Why La Lutte is really fascinating is that it is further evidence of a growing trend on the continent where we are beginning to look within ourselves, embrace some of our unique cultures and find ways to grow them locally and then internationally. It is Africans refusing the rhetoric that arts and culture on the continent never existed before colonialism, that the most interesting thing about our countries is colonial history and post-colonial struggles and that the only good things to be found in our countries are those we got from the West. There is a cultural revolution taking over the continent – one that has started with music and literature and is spreading into even more aspects of our cultural heritage. We need to realize that even across the different African countries, people hunger to know more about other African countries. My education system taught me little other than we had some kingdoms, then we enslaved each other, then Arabs and the West came and took slavery to another level, then colonialism happened, we put up a good fight (The Battle of Adowa, Mau Mau rebellion, and so many other not so successful rebellions including using some magical potions that were to ward off bullets (Maji Maji rebellion). After that the colonial powers left us to our own defenses and we made a mess out of everything – descending into war, famine, disease etc. The West then came back to save us in various forms and anything good or interesting taking place on the continent right now is because of the benevolence of the West.
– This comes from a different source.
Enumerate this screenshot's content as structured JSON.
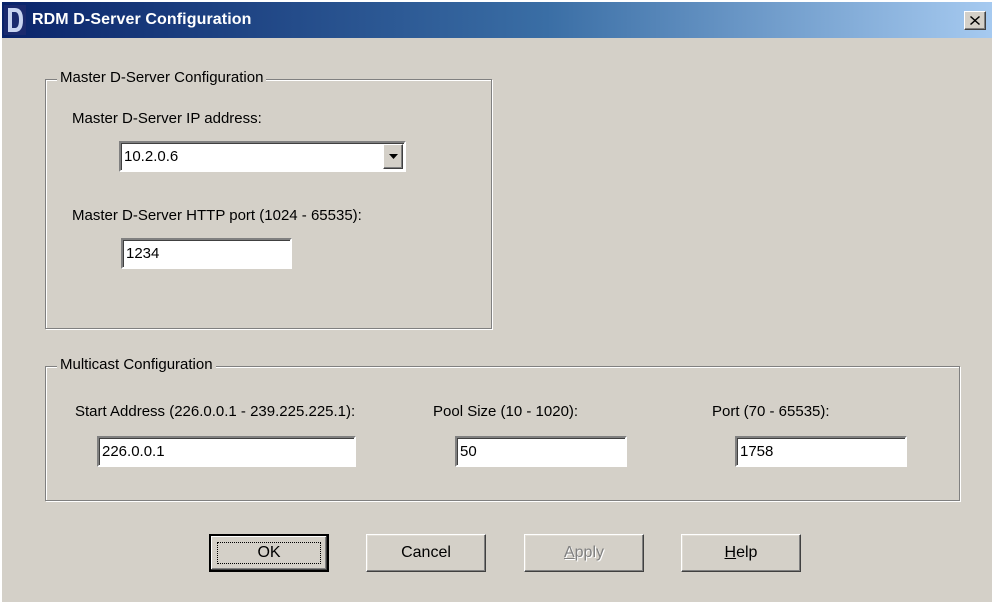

We as Africans need to change this rhetoric – and what better way to do that than owning and embracing our unique cultures, discovering them and monetizing them (La lutte attracts numerous corporate sponsors, but has still managed to remain authentic.)
La lutte in Senegal is a must see – now my next article will be on this little pesky visa situation that makes it EXTREMELY difficult for an African to travel in Africa. Thank you Senegal though for not requiring a visa for most people – lots of other countries need to take up this initiative.
First published on Suluzulu